● WHAT IS EXPECTED: Return a copy of each line in the listing that includes the word "name".

[EXERCISE MATERIAL Boundary: Start]

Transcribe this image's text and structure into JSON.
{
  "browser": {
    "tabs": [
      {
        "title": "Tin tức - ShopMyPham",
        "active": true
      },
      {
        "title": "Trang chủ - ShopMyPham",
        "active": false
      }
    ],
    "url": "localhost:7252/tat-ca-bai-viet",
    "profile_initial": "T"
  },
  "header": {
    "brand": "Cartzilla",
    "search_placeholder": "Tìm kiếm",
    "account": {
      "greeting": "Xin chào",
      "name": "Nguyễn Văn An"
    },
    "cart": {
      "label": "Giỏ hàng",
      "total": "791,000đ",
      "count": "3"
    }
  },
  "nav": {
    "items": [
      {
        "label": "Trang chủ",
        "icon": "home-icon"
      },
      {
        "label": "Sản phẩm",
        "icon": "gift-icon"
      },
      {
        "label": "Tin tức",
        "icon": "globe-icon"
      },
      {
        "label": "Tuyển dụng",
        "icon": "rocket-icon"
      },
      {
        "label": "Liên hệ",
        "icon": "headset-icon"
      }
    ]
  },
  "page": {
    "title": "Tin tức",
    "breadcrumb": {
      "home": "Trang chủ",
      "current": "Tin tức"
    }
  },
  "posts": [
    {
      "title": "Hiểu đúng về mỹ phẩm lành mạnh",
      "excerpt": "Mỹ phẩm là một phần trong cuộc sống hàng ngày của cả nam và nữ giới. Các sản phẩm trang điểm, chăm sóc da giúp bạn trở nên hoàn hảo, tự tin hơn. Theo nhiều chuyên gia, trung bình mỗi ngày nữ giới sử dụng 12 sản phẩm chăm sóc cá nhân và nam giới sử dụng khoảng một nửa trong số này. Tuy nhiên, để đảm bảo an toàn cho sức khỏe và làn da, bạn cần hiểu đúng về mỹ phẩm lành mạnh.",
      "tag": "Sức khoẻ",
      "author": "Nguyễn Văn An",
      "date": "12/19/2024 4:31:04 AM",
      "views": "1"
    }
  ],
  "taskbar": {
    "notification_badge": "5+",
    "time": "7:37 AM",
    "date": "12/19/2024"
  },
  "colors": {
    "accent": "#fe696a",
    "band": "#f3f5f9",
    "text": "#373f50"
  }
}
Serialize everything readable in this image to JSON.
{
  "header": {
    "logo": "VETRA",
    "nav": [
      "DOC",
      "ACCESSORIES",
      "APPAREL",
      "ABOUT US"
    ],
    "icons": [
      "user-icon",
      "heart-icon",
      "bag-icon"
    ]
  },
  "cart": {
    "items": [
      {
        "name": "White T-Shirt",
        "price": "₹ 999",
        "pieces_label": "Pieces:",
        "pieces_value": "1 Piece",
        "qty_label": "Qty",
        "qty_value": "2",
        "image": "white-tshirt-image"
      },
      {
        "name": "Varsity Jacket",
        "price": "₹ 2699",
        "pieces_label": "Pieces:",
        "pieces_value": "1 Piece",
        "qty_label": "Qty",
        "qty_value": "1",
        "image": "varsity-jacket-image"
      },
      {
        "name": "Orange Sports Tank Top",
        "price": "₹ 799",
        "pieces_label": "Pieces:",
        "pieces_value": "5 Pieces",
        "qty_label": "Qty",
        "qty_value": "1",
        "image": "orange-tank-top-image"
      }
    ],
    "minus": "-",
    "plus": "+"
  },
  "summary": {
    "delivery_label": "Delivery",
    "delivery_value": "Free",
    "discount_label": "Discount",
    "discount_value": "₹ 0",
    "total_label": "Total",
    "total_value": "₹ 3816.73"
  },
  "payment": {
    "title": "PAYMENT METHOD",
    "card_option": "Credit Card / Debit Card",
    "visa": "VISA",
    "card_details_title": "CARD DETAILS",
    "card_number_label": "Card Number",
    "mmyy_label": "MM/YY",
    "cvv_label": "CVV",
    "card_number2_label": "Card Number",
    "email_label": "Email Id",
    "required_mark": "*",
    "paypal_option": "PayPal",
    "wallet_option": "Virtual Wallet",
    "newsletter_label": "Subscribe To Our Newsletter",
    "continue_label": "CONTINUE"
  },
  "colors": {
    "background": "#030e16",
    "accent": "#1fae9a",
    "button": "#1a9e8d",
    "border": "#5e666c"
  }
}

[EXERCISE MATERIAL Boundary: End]

● SOLUTION FOR THIS PROBLEM:
      "name": "Nguyễn Văn An"
        "name": "White T-Shirt",
        "name": "Varsity Jacket",
        "name": "Orange Sports Tank Top",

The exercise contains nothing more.